What restrainers really protest is the belief that the United States ought to try to rule the world in perpetuity. They say that is a doomed strategy, and they’re right. And what some primacists really defend is not superiority per se but as a calibrated (and usually collective) means to advance certain American interests and values in the belief that security is indivisible – geographically as well as functionally – across economic, military, political, and social relations. That does not necessarily mean what is good for Americans is good for everyone else; rather, that it is not possible to disaggregate the elements of security from one another and survive in an interdependent world.
Under these circumstances, it is no surprise that primacists seek to shift the terms of debate back to values and revert to a more familiar, loaded term: “isolationism.” Just as the promoters of liberal hegemony seek to absolve themselves of the legacies of imperialism (forgetting perhaps that hegemony was once called “imperialism with good manners”), it is also no surprise, given its association with appeasement in the years before the Second World War, that most restrainers strongly denounce isolationism, insisting that they are every bit as “internationalist” as their critics, the difference being that they seek peace rather than domination.
American isolationism was more complex, however, than its detractors then or now recognize. Isolationism rejected not internationalism but interventionism, and specifically military intervention in foreign conflicts. Few of the people once known as isolationists sought actual isolation behind two oceans. They sought instead to shift the emphasis of foreign policy away from such intervention and perceived entanglement. One of their spokesmen, Senator Arthur Vandenberg, said he preferred the term “insulationist.” Like today’s restrainers, Vandenberg’s generation of isolationists also sought peace, neutrality, and independence, along with, for some, a nostalgic return to the “Era of Good Feelings” of the early 19th century when John Quincy Adams was the Secretary of State.

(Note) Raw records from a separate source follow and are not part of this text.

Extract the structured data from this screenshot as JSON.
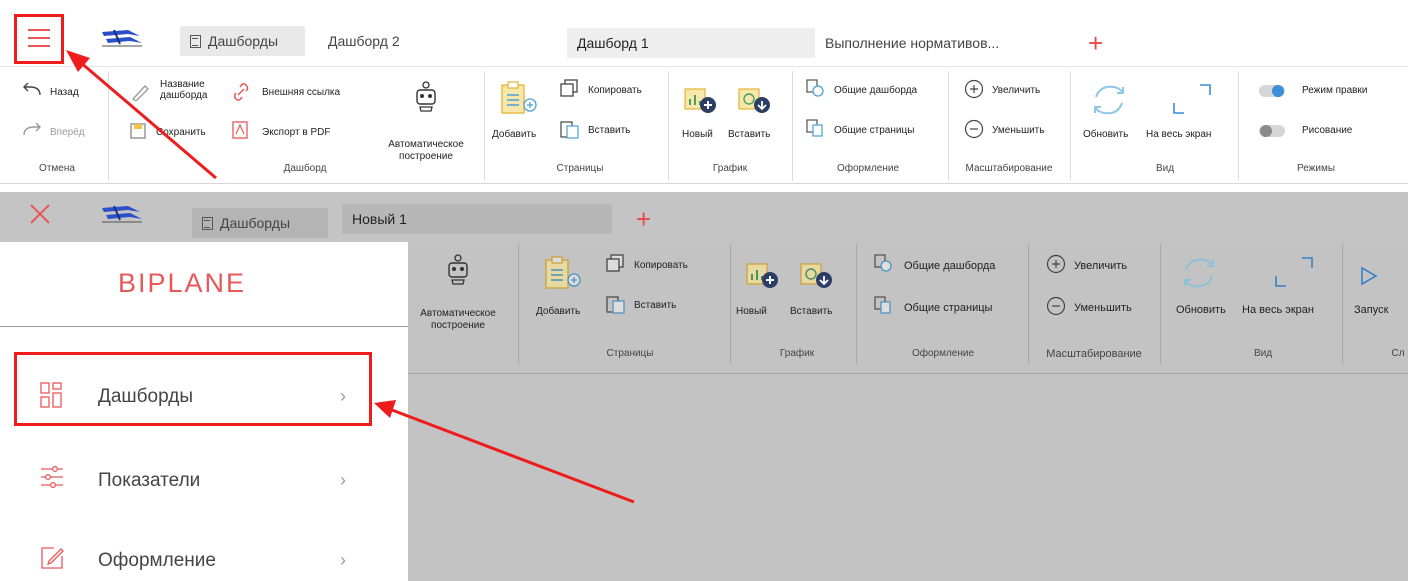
{
  "top": {
    "tabs": [
      {
        "label": "Дашборды"
      },
      {
        "label": "Дашборд 2"
      },
      {
        "label": "Дашборд 1"
      },
      {
        "label": "Выполнение нормативов..."
      }
    ],
    "ribbon": {
      "undo": {
        "back": "Назад",
        "forward": "Вперёд",
        "group": "Отмена"
      },
      "dashboard": {
        "name": "Название\nдашборда",
        "link": "Внешняя ссылка",
        "save": "Сохранить",
        "pdf": "Экспорт в PDF",
        "auto": "Автоматическое\nпостроение",
        "group": "Дашборд"
      },
      "pages": {
        "add": "Добавить",
        "copy": "Копировать",
        "paste": "Вставить",
        "group": "Страницы"
      },
      "chart": {
        "new": "Новый",
        "paste": "Вставить",
        "group": "График"
      },
      "design": {
        "common_dash": "Общие дашборда",
        "common_pages": "Общие страницы",
        "group": "Оформление"
      },
      "scale": {
        "zoom_in": "Увеличить",
        "zoom_out": "Уменьшить",
        "group": "Масштабирование"
      },
      "view": {
        "refresh": "Обновить",
        "full": "На весь экран",
        "group": "Вид"
      },
      "modes": {
        "edit": "Режим правки",
        "draw": "Рисование",
        "group": "Режимы"
      }
    }
  },
  "bottom": {
    "tabs": [
      {
        "label": "Дашборды"
      },
      {
        "label": "Новый 1"
      }
    ],
    "brand": "BIPLANE",
    "menu": [
      {
        "label": "Дашборды"
      },
      {
        "label": "Показатели"
      },
      {
        "label": "Оформление"
      }
    ],
    "ribbon": {
      "auto": "Автоматическое\nпостроение",
      "add": "Добавить",
      "copy": "Копировать",
      "paste": "Вставить",
      "pages_group": "Страницы",
      "new": "Новый",
      "chart_paste": "Вставить",
      "chart_group": "График",
      "common_dash": "Общие дашборда",
      "common_pages": "Общие страницы",
      "design_group": "Оформление",
      "zoom_in": "Увеличить",
      "zoom_out": "Уменьшить",
      "scale_group": "Масштабирование",
      "refresh": "Обновить",
      "full": "На весь экран",
      "view_group": "Вид",
      "run": "Запуск",
      "slide_group": "Сл"
    }
  },
  "colors": {
    "accent": "#e8585a",
    "annotation": "#ee1c1c"
  }
}
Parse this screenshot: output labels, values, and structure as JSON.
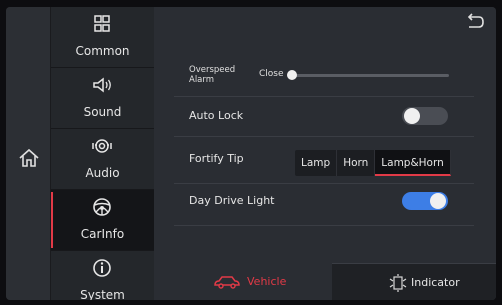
{
  "nav": {
    "items": [
      {
        "label": "Common",
        "icon": "grid-icon",
        "active": false
      },
      {
        "label": "Sound",
        "icon": "speaker-icon",
        "active": false
      },
      {
        "label": "Audio",
        "icon": "audio-icon",
        "active": false
      },
      {
        "label": "CarInfo",
        "icon": "steering-wheel-icon",
        "active": true
      },
      {
        "label": "System",
        "icon": "info-icon",
        "active": false
      }
    ]
  },
  "settings": {
    "overspeed_label": "Overspeed Alarm",
    "overspeed_value": "Close",
    "overspeed_level": 0,
    "auto_lock_label": "Auto Lock",
    "auto_lock_on": false,
    "fortify_label": "Fortify Tip",
    "fortify_options": [
      "Lamp",
      "Horn",
      "Lamp&Horn"
    ],
    "fortify_selected": "Lamp&Horn",
    "day_light_label": "Day Drive Light",
    "day_light_on": true
  },
  "tabs": {
    "vehicle": "Vehicle",
    "indicator": "Indicator"
  },
  "colors": {
    "accent": "#e23a47",
    "toggle_on": "#3d7ee6"
  }
}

The scholar and diplomat George Kennan (who, incidentally, didn’t think much of the term “grand strategy”) once wrote that there are just two types of isolationist: those who “hold the outside world too unimportant or wholly wicked and therefore not worth bothering about” and “those who distrust the ability of the United States Government, so constituted and inspired as it is, to involve itself to any useful effect in most foreign situations.” Kennan admitted to being of the second type. That was one of the reasons Kennan’s career as a professional diplomat lasted half as long as his career as a scholar.
Primacy is a state of affairs. Restraint is an attitude. Neither, strictly speaking, is a strategy. To the extent the United States has ever had a “grand strategy,” it remains remarkably similar to the one that Woodrow Wilson half-sold to the world a century ago: that the world must be made safe for democracy, which is to say, a world whole, free, and at peace.
At least, that’s the principle. Many countries repudiated it in practice, but it has proceeded nonetheless in forms of collective security, economic integration, and cultural understanding. Its progression has not been universal, as Wilson may have hoped, but piecemeal, region by region: in much of the Western Hemisphere, in Europe, and in some parts of Africa and Asia during the second half of the 20th century. It should still be allowed to proceed there and in other regions, and globally, with American help. People of goodwill on both sides of the debate should welcome it.
So, yes, let’s end “endless wars” and enhance peaceable diplomacy around the world. But let us not at the same time renounce by redefinition America’s international responsibilities and its capacity for wise, moral leadership. The American people and the country’s survival depend on it.